By Gaby Dufresne-Cyr, CBT
Many people confuse lure with reinforcement training. The confusion might come from the fact that both techniques use food to train animal behaviours. My goal this week is to shed light and expose the differences between the two.
Lure training is a technique by which food, a toy, or any desirable object is used to model the dog into the desired behaviour. the lure is then given to the animal as a reward. When you move a cookie or ball over your dog's head and he sits, you have lured your dog into a sit position. The trainer then gives the dog the cookie or toy. The process is then repeated until the behaviour occurs frequently.
Here's the thing. If you don't remove the lure at the right time, the trainer and behaviour become dependant on the lure. In other words, no food, no behaviour. Plus, if you work in an environment rich with stimuli, the value of the lure decreases tremendously which in turn increases undesirable behaviours. This is definitely not a win-win situation.
Here's an example. You use a treat to teach your dog to sit. In your house, the dog performs the behaviour perfectly. One day, you decide to go to the park and let your dog play with his friends. After a few minutes, Fido gets a little excited so you call him over. You ask him to sit, but Fido has his own agenda and refuses to listen. You pull out a treat, dangle it in his face and ask again. Still, Fido refuses to cooperate. The reason Fido doesn't want to listen is that playtime with his friend is way more rewarding than the treat you have to offer.
With lure training, dogs don't really learn behaviour, they simply follow food or toys. Consequently, when rewards of better importance, like playing with friends, become available, the lure loses its reinforcement power. Plus, the lure is used to teach multiple behaviours that confuse dogs even more. Dogs don't know if the lure (food, toy, touch) is the signal to do the behaviour or is the reward. Add insult to injury, sometimes the lure is used as both. Are you confused? If so, you now know how lure trained dogs feel.
With social-cognitive and reinforcement-based training, dogs learn that sit makes treats appear. Thus, by trial and error, treats will appear if dogs sit or won't appear if they don't sit. Again, luring doesn't teach dogs what to do because in the absence of the lure dogs won't perform the behaviour. Plus, when other more interesting things occur in the environment, the lure loses its power. Consequently, lure trainers get stuck in this habit and cannot break away from it.

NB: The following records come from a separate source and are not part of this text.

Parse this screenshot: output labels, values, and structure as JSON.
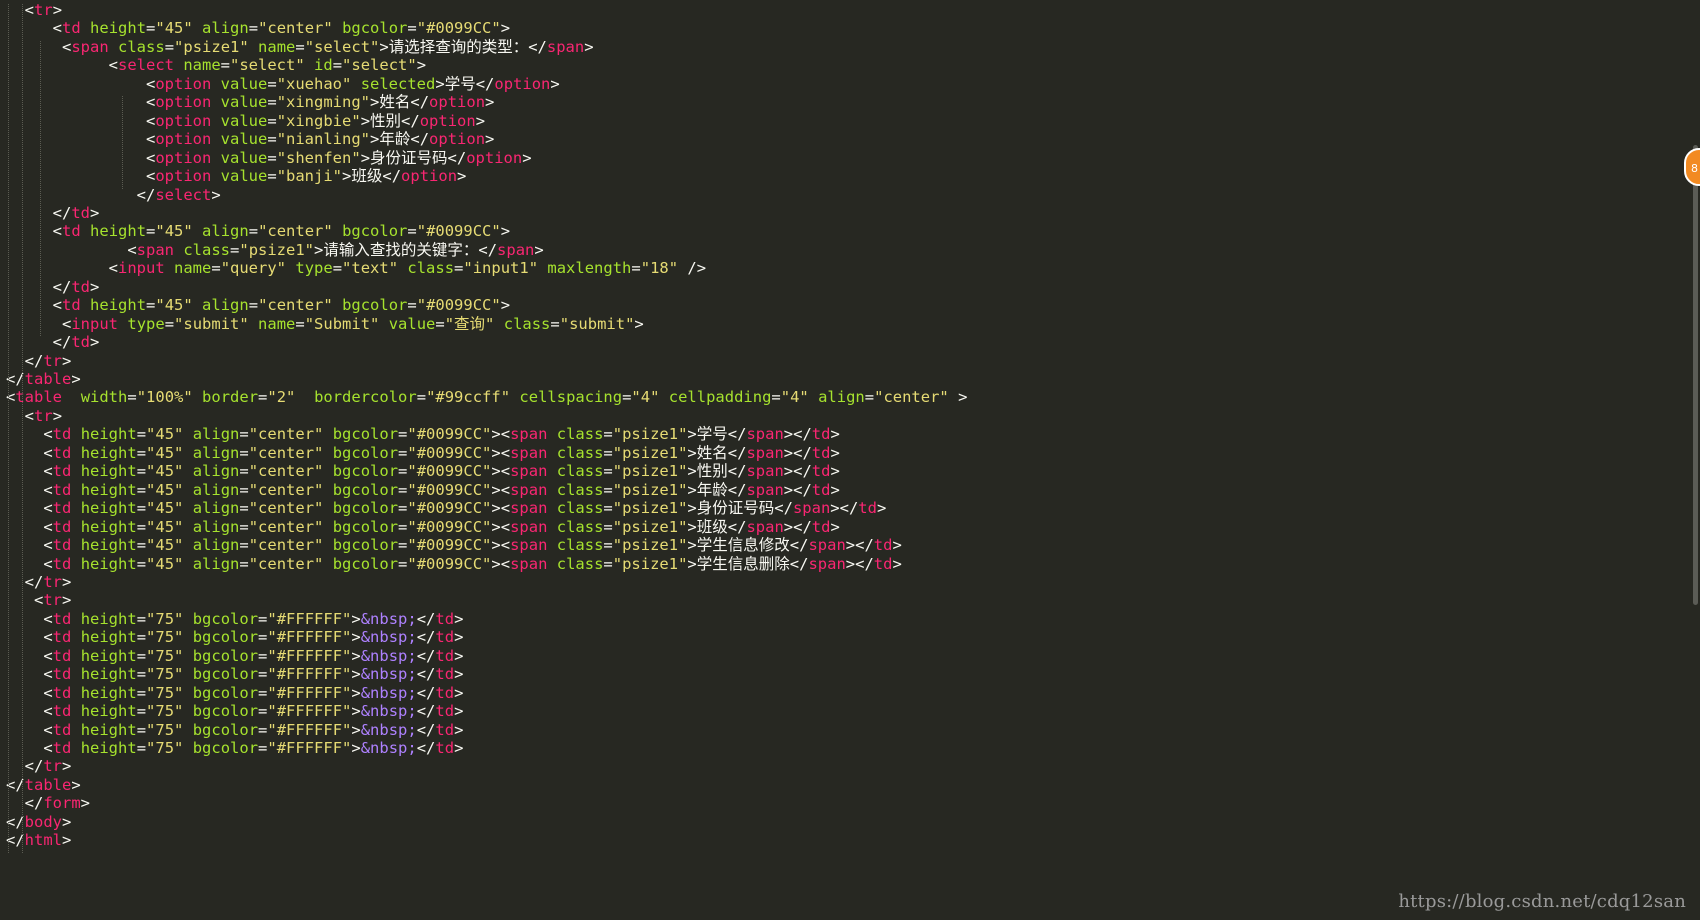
{
  "code_lines": [
    "  <tr>",
    "     <td height=\"45\" align=\"center\" bgcolor=\"#0099CC\">",
    "      <span class=\"psize1\" name=\"select\">请选择查询的类型：</span>",
    "           <select name=\"select\" id=\"select\">",
    "               <option value=\"xuehao\" selected>学号</option>",
    "               <option value=\"xingming\">姓名</option>",
    "               <option value=\"xingbie\">性别</option>",
    "               <option value=\"nianling\">年龄</option>",
    "               <option value=\"shenfen\">身份证号码</option>",
    "               <option value=\"banji\">班级</option>",
    "              </select>",
    "     </td>",
    "     <td height=\"45\" align=\"center\" bgcolor=\"#0099CC\">",
    "             <span class=\"psize1\">请输入查找的关键字：</span>",
    "           <input name=\"query\" type=\"text\" class=\"input1\" maxlength=\"18\" />",
    "     </td>",
    "     <td height=\"45\" align=\"center\" bgcolor=\"#0099CC\">",
    "      <input type=\"submit\" name=\"Submit\" value=\"查询\" class=\"submit\">",
    "     </td>",
    "  </tr>",
    "</table>",
    "<table  width=\"100%\" border=\"2\"  bordercolor=\"#99ccff\" cellspacing=\"4\" cellpadding=\"4\" align=\"center\" >",
    "  <tr>",
    "    <td height=\"45\" align=\"center\" bgcolor=\"#0099CC\"><span class=\"psize1\">学号</span></td>",
    "    <td height=\"45\" align=\"center\" bgcolor=\"#0099CC\"><span class=\"psize1\">姓名</span></td>",
    "    <td height=\"45\" align=\"center\" bgcolor=\"#0099CC\"><span class=\"psize1\">性别</span></td>",
    "    <td height=\"45\" align=\"center\" bgcolor=\"#0099CC\"><span class=\"psize1\">年龄</span></td>",
    "    <td height=\"45\" align=\"center\" bgcolor=\"#0099CC\"><span class=\"psize1\">身份证号码</span></td>",
    "    <td height=\"45\" align=\"center\" bgcolor=\"#0099CC\"><span class=\"psize1\">班级</span></td>",
    "    <td height=\"45\" align=\"center\" bgcolor=\"#0099CC\"><span class=\"psize1\">学生信息修改</span></td>",
    "    <td height=\"45\" align=\"center\" bgcolor=\"#0099CC\"><span class=\"psize1\">学生信息删除</span></td>",
    "  </tr>",
    "   <tr>",
    "    <td height=\"75\" bgcolor=\"#FFFFFF\">&nbsp;</td>",
    "    <td height=\"75\" bgcolor=\"#FFFFFF\">&nbsp;</td>",
    "    <td height=\"75\" bgcolor=\"#FFFFFF\">&nbsp;</td>",
    "    <td height=\"75\" bgcolor=\"#FFFFFF\">&nbsp;</td>",
    "    <td height=\"75\" bgcolor=\"#FFFFFF\">&nbsp;</td>",
    "    <td height=\"75\" bgcolor=\"#FFFFFF\">&nbsp;</td>",
    "    <td height=\"75\" bgcolor=\"#FFFFFF\">&nbsp;</td>",
    "    <td height=\"75\" bgcolor=\"#FFFFFF\">&nbsp;</td>",
    "  </tr>",
    "</table>",
    "  </form>",
    "</body>",
    "</html>"
  ],
  "badge_text": "8",
  "watermark": "https://blog.csdn.net/cdq12san",
  "colors": {
    "background": "#272822",
    "tag": "#f92672",
    "attribute": "#a6e22e",
    "string": "#e6db74",
    "entity": "#ae81ff",
    "text": "#f8f8f2",
    "badge": "#f28a22"
  }
}
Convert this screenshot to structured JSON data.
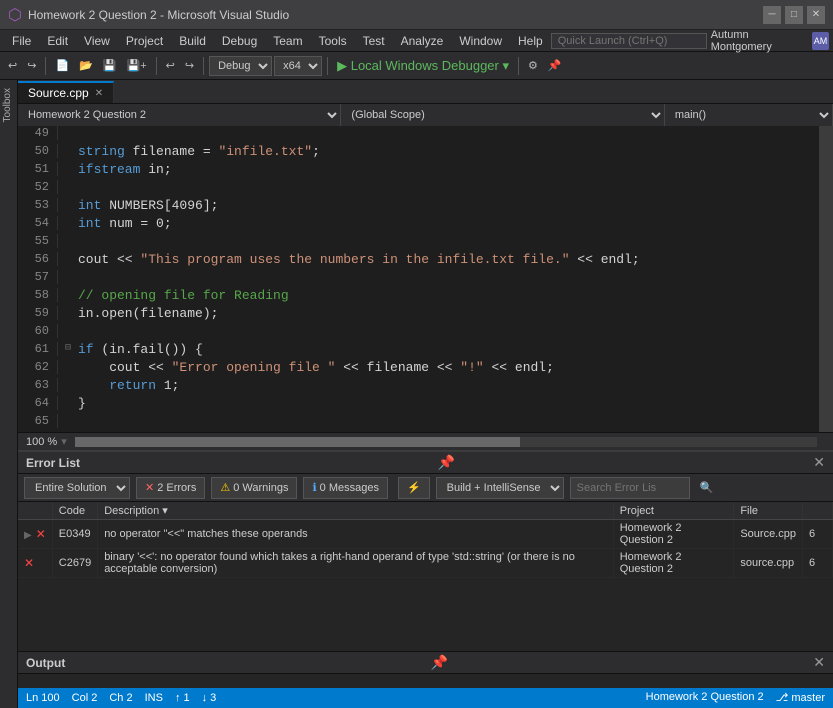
{
  "titlebar": {
    "title": "Homework 2 Question 2 - Microsoft Visual Studio",
    "icon": "⬡"
  },
  "menubar": {
    "items": [
      "File",
      "Edit",
      "View",
      "Project",
      "Build",
      "Debug",
      "Team",
      "Tools",
      "Test",
      "Analyze",
      "Window",
      "Help"
    ],
    "search_placeholder": "Quick Launch (Ctrl+Q)",
    "user": "Autumn Montgomery",
    "user_initials": "AM"
  },
  "toolbar": {
    "debug_config": "Debug",
    "platform": "x64",
    "run_label": "▶ Local Windows Debugger"
  },
  "editor": {
    "tab_label": "Source.cpp",
    "breadcrumb_project": "Homework 2 Question 2",
    "breadcrumb_scope": "(Global Scope)",
    "breadcrumb_func": "main()",
    "lines": [
      {
        "num": 49,
        "indent": 2,
        "content": ""
      },
      {
        "num": 50,
        "indent": 2,
        "content": "string filename = \"infile.txt\";"
      },
      {
        "num": 51,
        "indent": 2,
        "content": "ifstream in;"
      },
      {
        "num": 52,
        "indent": 2,
        "content": ""
      },
      {
        "num": 53,
        "indent": 2,
        "content": "int NUMBERS[4096];"
      },
      {
        "num": 54,
        "indent": 2,
        "content": "int num = 0;"
      },
      {
        "num": 55,
        "indent": 2,
        "content": ""
      },
      {
        "num": 56,
        "indent": 2,
        "content": "cout << \"This program uses the numbers in the infile.txt file.\" << endl;"
      },
      {
        "num": 57,
        "indent": 2,
        "content": ""
      },
      {
        "num": 58,
        "indent": 2,
        "content": "// opening file for Reading"
      },
      {
        "num": 59,
        "indent": 2,
        "content": "in.open(filename);"
      },
      {
        "num": 60,
        "indent": 2,
        "content": ""
      },
      {
        "num": 61,
        "indent": 2,
        "content": "if (in.fail()) {"
      },
      {
        "num": 62,
        "indent": 3,
        "content": "cout << \"Error opening file \" << filename << \"!\" << endl;"
      },
      {
        "num": 63,
        "indent": 3,
        "content": "return 1;"
      },
      {
        "num": 64,
        "indent": 2,
        "content": "}"
      },
      {
        "num": 65,
        "indent": 0,
        "content": ""
      }
    ],
    "zoom": "100 %"
  },
  "error_panel": {
    "title": "Error List",
    "solution_label": "Entire Solution",
    "errors_btn": "2 Errors",
    "warnings_btn": "0 Warnings",
    "messages_btn": "0 Messages",
    "build_filter": "Build + IntelliSense",
    "search_placeholder": "Search Error Lis",
    "columns": [
      "",
      "Code",
      "Description",
      "Project",
      "File",
      ""
    ],
    "rows": [
      {
        "expand": "▶",
        "icon": "error",
        "code": "E0349",
        "description": "no operator \"<<\" matches these operands",
        "project": "Homework 2 Question 2",
        "file": "Source.cpp",
        "line": "6"
      },
      {
        "expand": "",
        "icon": "error",
        "code": "C2679",
        "description": "binary '<<': no operator found which takes a right-hand operand of type 'std::string' (or there is no acceptable conversion)",
        "project": "Homework 2 Question 2",
        "file": "source.cpp",
        "line": "6"
      }
    ]
  },
  "output_panel": {
    "title": "Output"
  },
  "statusbar": {
    "ln": "Ln 100",
    "col": "Col 2",
    "ch": "Ch 2",
    "ins": "INS",
    "arrow_up": "↑ 1",
    "arrow_down": "↓ 3",
    "project": "Homework 2 Question 2",
    "branch": "⎇ master"
  }
}
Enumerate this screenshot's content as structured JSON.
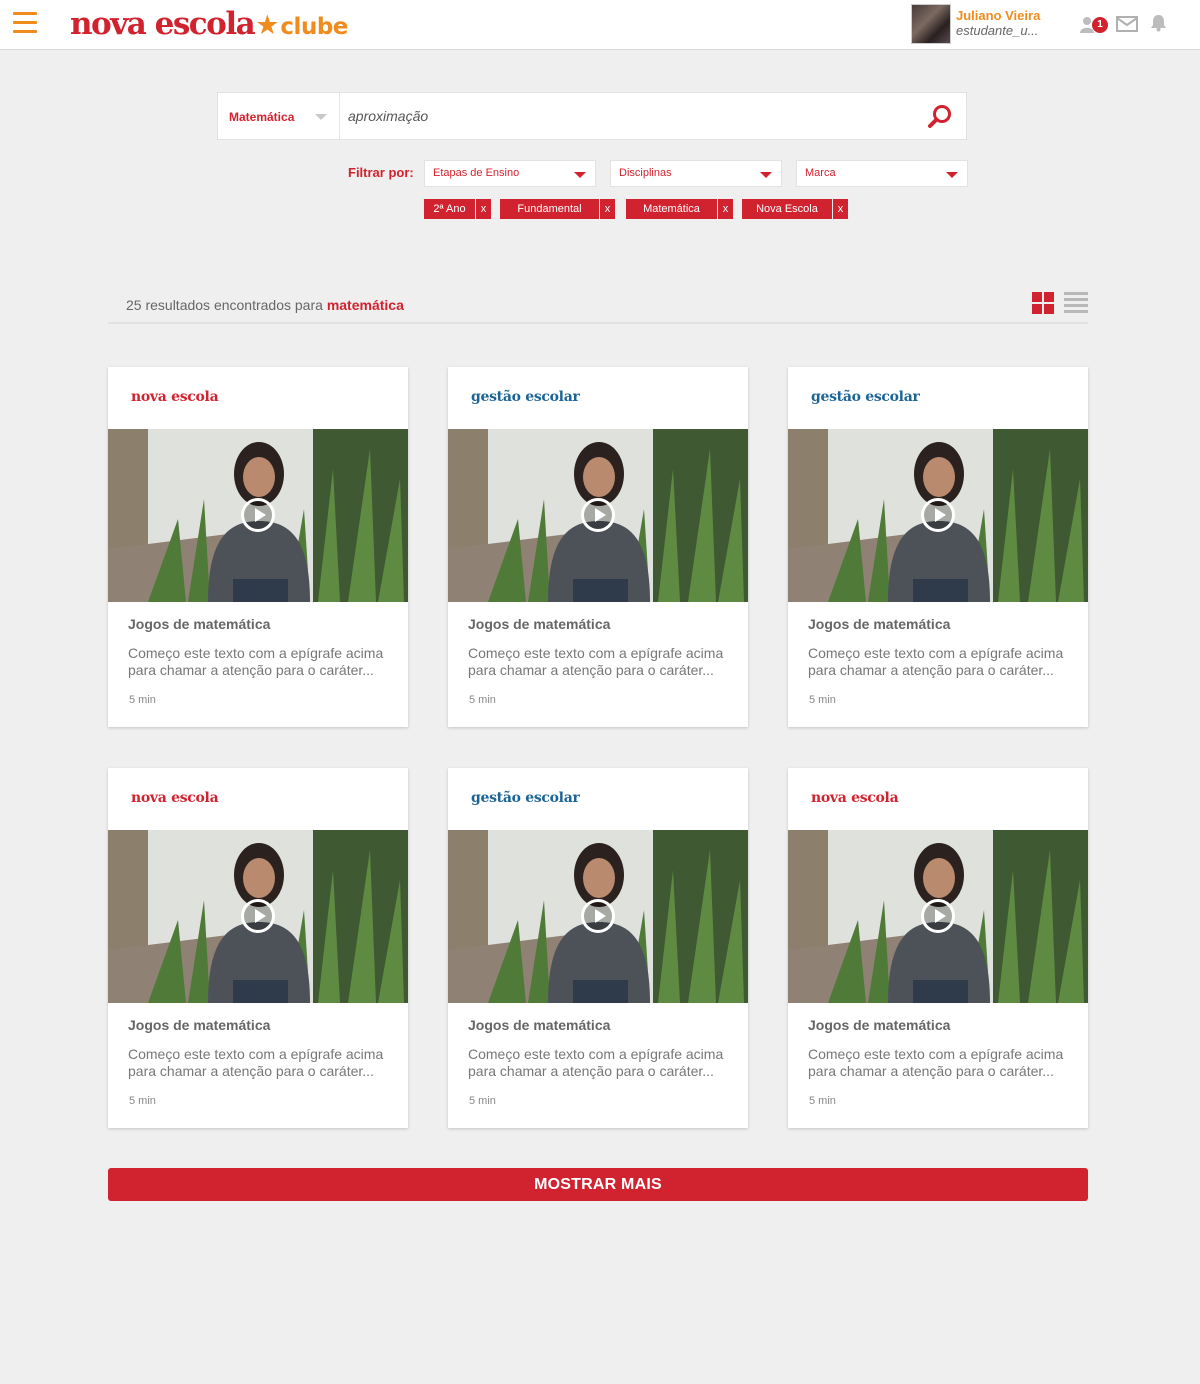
{
  "header": {
    "logo_main": "nova escola",
    "logo_star": "★",
    "logo_club": "clube",
    "user_name": "Juliano Vieira",
    "user_handle": "estudante_u...",
    "friend_requests_count": "1"
  },
  "search": {
    "category": "Matemática",
    "query": "aproximação"
  },
  "filters": {
    "label": "Filtrar por:",
    "dropdowns": [
      "Etapas de Ensino",
      "Disciplinas",
      "Marca"
    ],
    "chips": [
      "2ª Ano",
      "Fundamental",
      "Matemática",
      "Nova Escola"
    ],
    "chip_remove": "x"
  },
  "results": {
    "prefix": "25 resultados encontrados para",
    "term": "matemática"
  },
  "cards": [
    {
      "brand": "nova escola",
      "title": "Jogos de matemática",
      "desc": "Começo este texto com a epígrafe acima para chamar a atenção para o caráter...",
      "time": "5 min"
    },
    {
      "brand": "gestão escolar",
      "title": "Jogos de matemática",
      "desc": "Começo este texto com a epígrafe acima para chamar a atenção para o caráter...",
      "time": "5 min"
    },
    {
      "brand": "gestão escolar",
      "title": "Jogos de matemática",
      "desc": "Começo este texto com a epígrafe acima para chamar a atenção para o caráter...",
      "time": "5 min"
    },
    {
      "brand": "nova escola",
      "title": "Jogos de matemática",
      "desc": "Começo este texto com a epígrafe acima para chamar a atenção para o caráter...",
      "time": "5 min"
    },
    {
      "brand": "gestão escolar",
      "title": "Jogos de matemática",
      "desc": "Começo este texto com a epígrafe acima para chamar a atenção para o caráter...",
      "time": "5 min"
    },
    {
      "brand": "nova escola",
      "title": "Jogos de matemática",
      "desc": "Começo este texto com a epígrafe acima para chamar a atenção para o caráter...",
      "time": "5 min"
    }
  ],
  "show_more": "MOSTRAR MAIS",
  "colors": {
    "brand_red": "#d1232f",
    "brand_orange": "#f08c1e",
    "brand_blue": "#1c6496"
  },
  "icons": {
    "menu": "hamburger-menu-icon",
    "search": "search-icon",
    "friends": "friends-icon",
    "messages": "mail-icon",
    "notifications": "bell-icon",
    "grid_view": "grid-view-icon",
    "list_view": "list-view-icon",
    "play": "play-icon"
  }
}
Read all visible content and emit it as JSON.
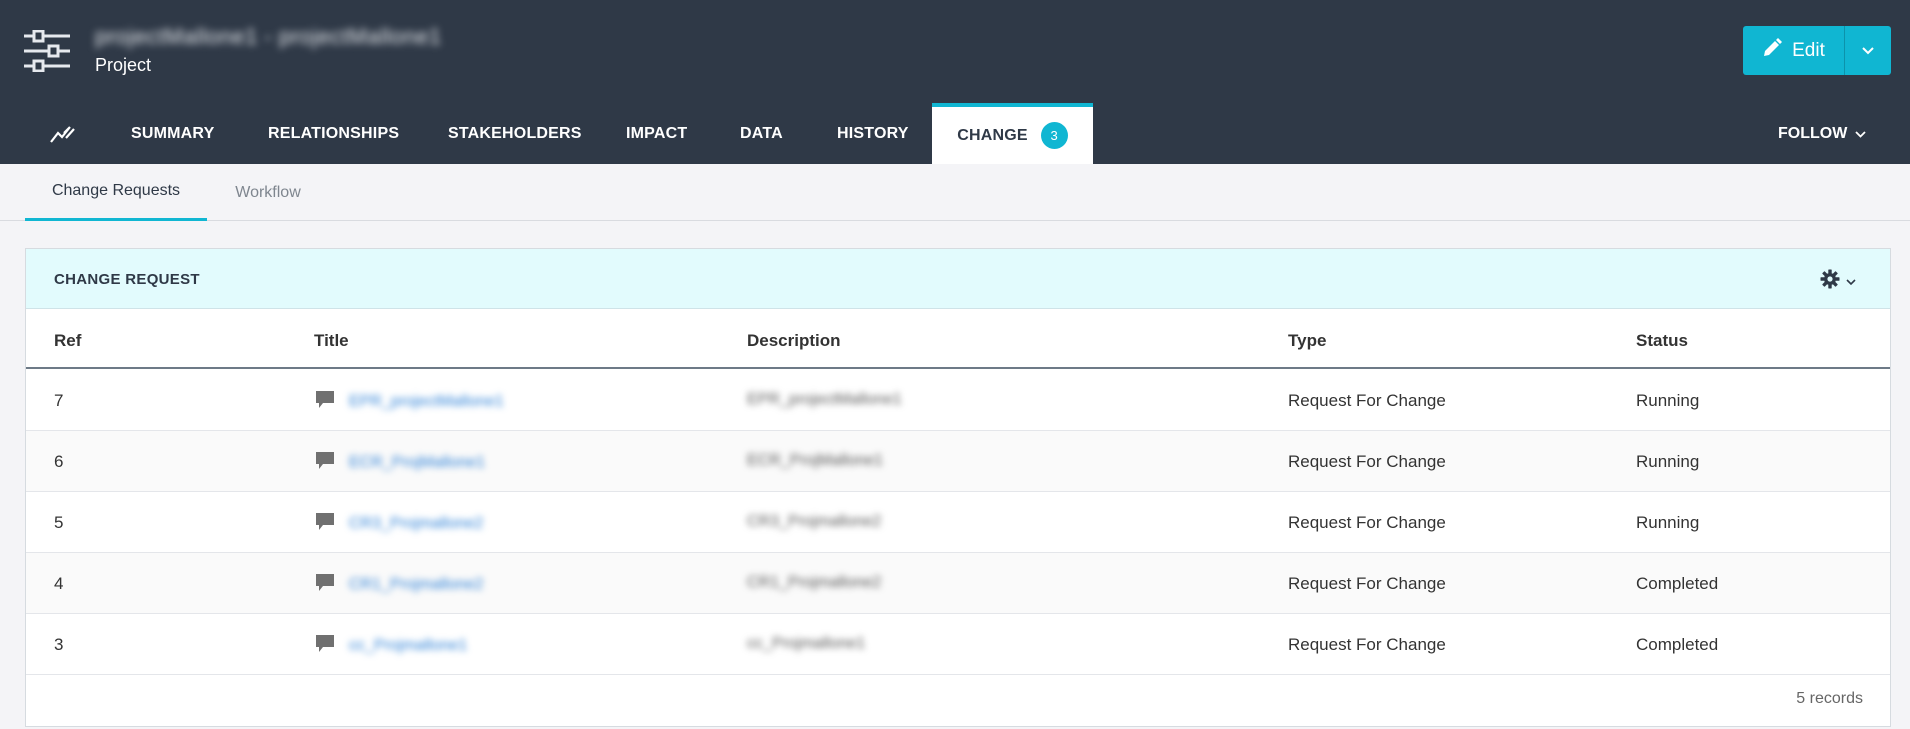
{
  "header": {
    "title": "projectMallone1 - projectMallone1",
    "subtitle": "Project",
    "edit_label": "Edit"
  },
  "nav": {
    "tabs": [
      {
        "label": "SUMMARY"
      },
      {
        "label": "RELATIONSHIPS"
      },
      {
        "label": "STAKEHOLDERS"
      },
      {
        "label": "IMPACT"
      },
      {
        "label": "DATA"
      },
      {
        "label": "HISTORY"
      },
      {
        "label": "CHANGE",
        "badge": "3",
        "active": true
      }
    ],
    "follow_label": "FOLLOW"
  },
  "subtabs": [
    {
      "label": "Change Requests",
      "active": true
    },
    {
      "label": "Workflow",
      "active": false
    }
  ],
  "panel": {
    "title": "CHANGE REQUEST",
    "columns": [
      "Ref",
      "Title",
      "Description",
      "Type",
      "Status"
    ],
    "rows": [
      {
        "ref": "7",
        "title": "EPR_projectMallone1",
        "description": "EPR_projectMallone1",
        "type": "Request For Change",
        "status": "Running"
      },
      {
        "ref": "6",
        "title": "ECR_ProjMallone1",
        "description": "ECR_ProjMallone1",
        "type": "Request For Change",
        "status": "Running"
      },
      {
        "ref": "5",
        "title": "CR3_Projmallone2",
        "description": "CR3_Projmallone2",
        "type": "Request For Change",
        "status": "Running"
      },
      {
        "ref": "4",
        "title": "CR1_Projmallone2",
        "description": "CR1_Projmallone2",
        "type": "Request For Change",
        "status": "Completed"
      },
      {
        "ref": "3",
        "title": "cc_Projmallone1",
        "description": "cc_Projmallone1",
        "type": "Request For Change",
        "status": "Completed"
      }
    ],
    "footer": "5 records"
  },
  "colors": {
    "header_bg": "#2f3947",
    "accent": "#10b6d2",
    "panel_header_bg": "#e2fbfd",
    "link": "#2a7fd6"
  },
  "icons": {
    "app": "sliders-icon",
    "nav_first": "activity-chart-icon",
    "edit": "pencil-icon",
    "row": "comment-icon",
    "settings": "gear-icon"
  }
}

If you put those lures aside and let dogs think things through for a moment, you'll be greatly surprised with what they can and do learn. Dogs have the capacity to think, we simply need to trust their cognitive abilities. In summary, a lure is a modelling tool, not a reward. Try it out and tell us what happened when you used a lure to train a behaviour versus reward.